Criticism of Trump Spreads Over Proposal to Bar Muslims from US

U.S. Republican Presidential candidate Donald Trump reacts at a Dec. 1 campaign rally in New Hampshire, United States. Photo: CJ Gunther / EPA

WASHINGTON — Presidential candidate Donald Trump was condemned Tuesday by a chorus of critics from around the world responding to his call for a ban on Muslims entering the United States.

Republican Party leaders from U.S. House of Representatives Speaker Paul Ryan to former vice president Dick Cheney distanced themselves from the billionaire businessman, who is the frontrunner among 14 Republicans actively seeking the conservative party's 2016 nomination.

U.S. media outlets and Muslim organizations joined the rejections of Trump's proposal.

White House spokesman Josh Earnest said Trump's proposal "disqualifies him from serving as president" and suggested that Republican candidates who stand by their pledge to support Trump if he wins the nomination disqualify themselves as well.


Other Republicans "should say right now that they would not support Donald Trump for president," Earnest said.

Trump, who did not specify how exactly his policy would work, went on a media blitz early Tuesday to defend his proposal.

"We're at war with radical Islam," Trump told broadcaster CNN, stressing that the ban would be "temporary" until US officials understand what is going on.

"Our country cannot be the victims of horrendous attacks by people that believe only in jihad and have no sense of reason or respect for human life," he said.

His statements follow last week's shooting spree in San Bernardino, California, by what investigators say were a "radicalized" Muslim couple, Tashfeen Malik and Syed Rizwan Farook. Fourteen people were killed and 21 wounded.

Malik, who was let into the United States on a fiance visa, pledged allegiance to the Islamic State movement shortly before or during the attack, according to U.S. officials.

Cheney told a conservative radio host that the notion that the United States could ban a whole religion "goes against everything we stand for and believe in."

Ryan said Trump's comments are "not what this party stands for … and more importantly, it's not what this country stands for."

A spokesman for U.N. Secretary General Ban Ki-moon said rhetoric that "relies on Islamophobia, xenophobia or any other appeal to hate anyone" shouldn't be followed by anyone.

The U.N. High Commissioner for Refugees said Trump's proposal was undermining efforts to resettle Syrian refugees. The agency said Trump's policy would put at risk "an incredibly important resettlement programme" that helps people fleeing wars, spokeswoman Melissa Fleming said in Geneva.

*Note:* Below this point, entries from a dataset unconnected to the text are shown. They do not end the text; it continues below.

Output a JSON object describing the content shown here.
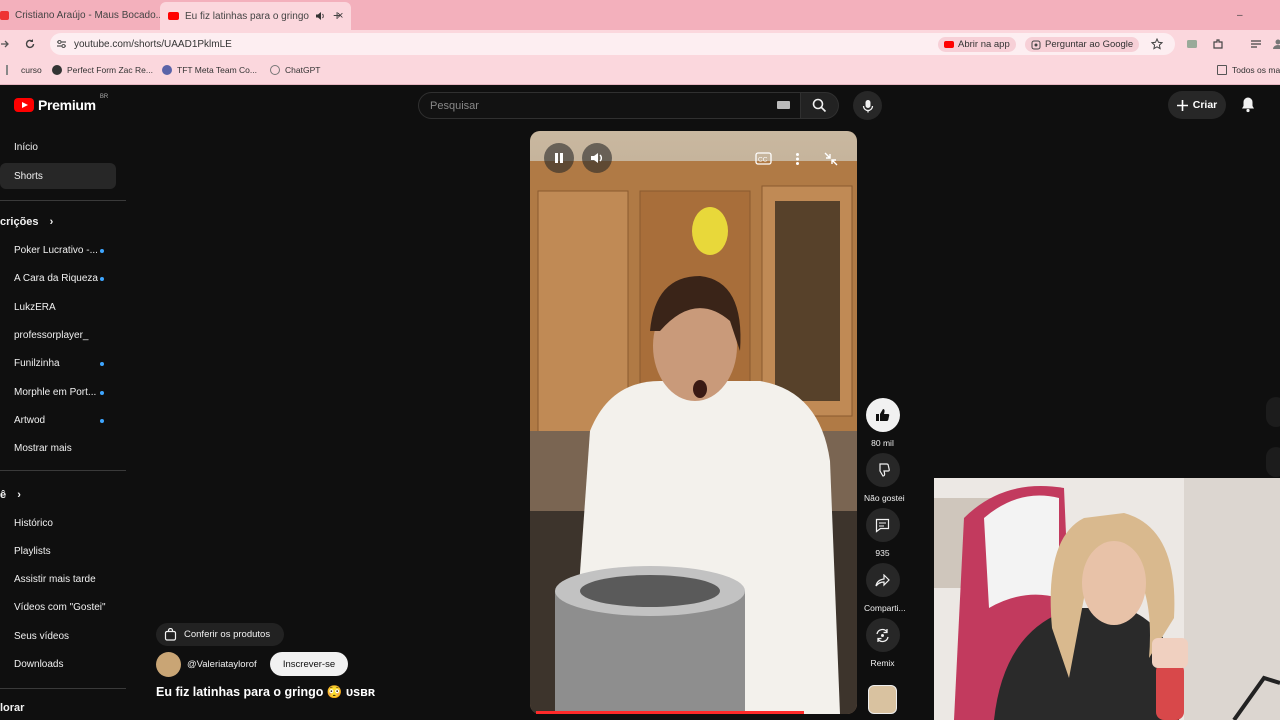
{
  "browser": {
    "tabs": [
      {
        "title": "Cristiano Araújo - Maus Bocado...",
        "close": "×"
      },
      {
        "title": "Eu fiz latinhas para o gringo",
        "close": "×"
      }
    ],
    "new_tab": "+",
    "url": "youtube.com/shorts/UAAD1PklmLE",
    "open_app": "Abrir na app",
    "ask_google": "Perguntar ao Google",
    "bookmarks": [
      {
        "label": "curso"
      },
      {
        "label": "Perfect Form Zac Re..."
      },
      {
        "label": "TFT Meta Team Co..."
      },
      {
        "label": "ChatGPT"
      }
    ],
    "all_bookmarks": "Todos os ma",
    "window_minimize": "–"
  },
  "yt": {
    "logo_text": "Premium",
    "logo_sup": "BR",
    "search_placeholder": "Pesquisar",
    "create_label": "Criar",
    "sidebar": {
      "top": [
        "Início",
        "Shorts"
      ],
      "subs_title": "crições",
      "subs": [
        {
          "label": "Poker Lucrativo -...",
          "dot": true
        },
        {
          "label": "A Cara da Riqueza",
          "dot": true
        },
        {
          "label": "LukzERA",
          "dot": false
        },
        {
          "label": "professorplayer_",
          "dot": false
        },
        {
          "label": "Funilzinha",
          "dot": true
        },
        {
          "label": "Morphle em Port...",
          "dot": true
        },
        {
          "label": "Artwod",
          "dot": true
        },
        {
          "label": "Mostrar mais",
          "dot": false
        }
      ],
      "you_title": "ê",
      "you": [
        "Histórico",
        "Playlists",
        "Assistir mais tarde",
        "Vídeos com \"Gostei\"",
        "Seus vídeos",
        "Downloads"
      ],
      "explore_title": "lorar"
    },
    "short": {
      "products_label": "Conferir os produtos",
      "channel_handle": "@Valeriataylorof",
      "subscribe_label": "Inscrever-se",
      "title": "Eu fiz latinhas para o gringo 😳 ᴜsʙʀ",
      "actions": {
        "likes": "80 mil",
        "dislike": "Não gostei",
        "comments": "935",
        "share": "Comparti...",
        "remix": "Remix"
      },
      "progress": 0.82
    }
  },
  "colors": {
    "chrome": "#f3b0bc",
    "yt_bg": "#0f0f0f",
    "brand_red": "#ff0000",
    "link_blue": "#3ea6ff"
  }
}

The U.S. is the largest recipient of refugees in the program and is set to receive 75,000 people from the Middle East, Africa and elsewhere this year.

Discrimination based on religion is against "every convention that we know of in aiding people in humanitarian emergencies and of course in resettlement," Fleming said.

Trump, who is leading opinion polls in the race for the Republican nomination, said the United States has no choice but to bar Muslims because Islamist radicals want to kill Americans.

"It's going to get worse and worse. We're going to have more World Trade Centers," he said, referring to the deadly attacks on Sept. 11, 2001.

British Prime Minister David Cameron said through a spokeswoman that he believes Trump's comment is "divisive, unhelpful and quite simply wrong."

Najib Ghadbian, the U.S. representative of the Syrian National Coalition, charged that such divisive rhetoric undermines the fight against the Islamic State movement.

"The United States has a long and proud tradition of providing refuge to those in need," said Ghadbian, whose coalition represents Syrian opposition groups. "Trump's hate-mongering only undermines that venerable tradition and plays right into the hands of [the Islamic State group] and other extremist groups."

Nihad Awad, president of the Council on American-Islamic Relations, told dpa that some candidates are saying things that undermine the fight against Islamic State.

"They have been playing into the hands of [Islamic State] whether they know it or not, whether they like it or not," Awad said. "America should be afraid of ignorance, not of Muslims."


Awad said religious freedom in America is at stake because the terrorist group is trying to undermine such freedoms, and some politicians are following suit.

"There is no religious conflict," he said. "It has to do with twisted ideologies."

Story: DPA / Gretel Johnston